Currently, it is possible for a migrating HNWI to so plan his affairs in a manner that he does not pay tax in his new jurisdiction as well in India. This may lead to a double non–taxation in an event the new jurisdiction does not levy tax on migrating HNWI (either on account of it being tax haven or on account of income not being remitted to new jurisdiction or similar criteria) and simultaneously, India not being able to tax global income on account of his non-resident status in India.
Worked up with the upward migration trend and with an attempt to probe into cases of such non-double taxation, a Working Group has been constituted with the approval of the Central Board of Direct Taxes (‘CBDT’) to examine the taxation aspects of the HNWIs. This Working Group shall also make recommendations for policy decisions in respect of tax risks of the migrating HNWIs.
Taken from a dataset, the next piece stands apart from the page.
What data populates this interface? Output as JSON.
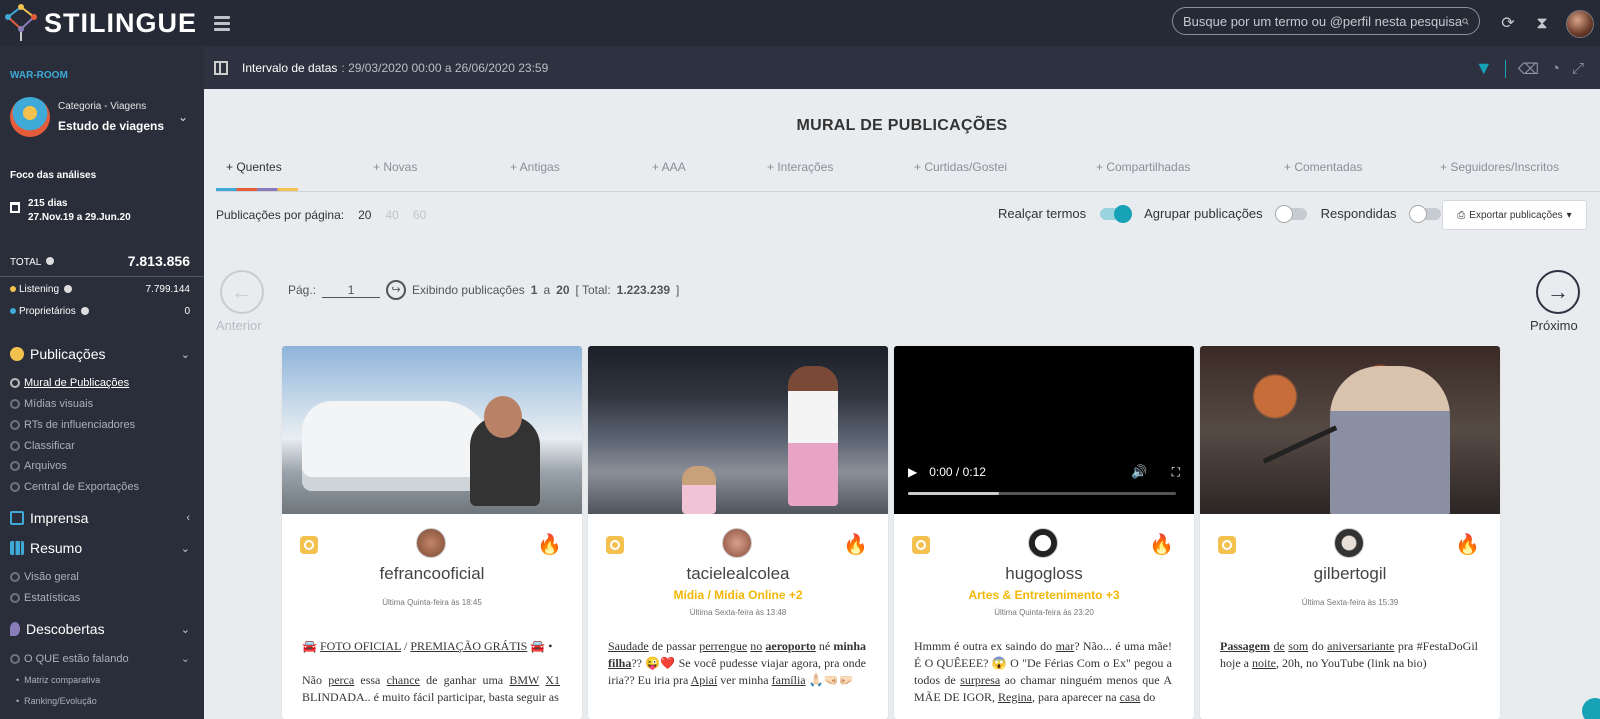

As per current domestic law, the residential status of an individual is solely dependent on his physical presence in India. In other words, a person having his economic ties in India may be declared a non-resident, the moment his stay does not exceed the prescribed number of days and shall be taxable in India only on the income arising in India. Once his status turns into a ‘non-resident’ for tax purposes, he can also refrain from reporting details of his foreign assets and income in his Indian tax return.
As compared to the Indian law, the tax laws of the United States of America (‘USA’) provides for levy of tax on global basis for its citizens. For others, it determines residential status on the basis of substantial presence test.. Thus, a US citizen migrating from USA would be taxable in the USA on global basis though he may have physically moved therefrom.
Likewise, to protect the interest of the Revenue at the time of surrender of tax residence/ citizenship, certain countries impose tax on the migrating individual on the unrealized gain attributable to the period of his residence/ citizenship. USA, for instance, imposes an exit tax upon surrender of US citizenship. Likewise, Canada levies departure tax and Spain levies exit tax on change of residential status of the individuals.
It would be interesting to see how the Working Group considers various measures, including those adopted by other countries, to plug what it believes to be tax leaks on account of HNWI migration from India.
This article was originally published in Financial Express. Read the article here.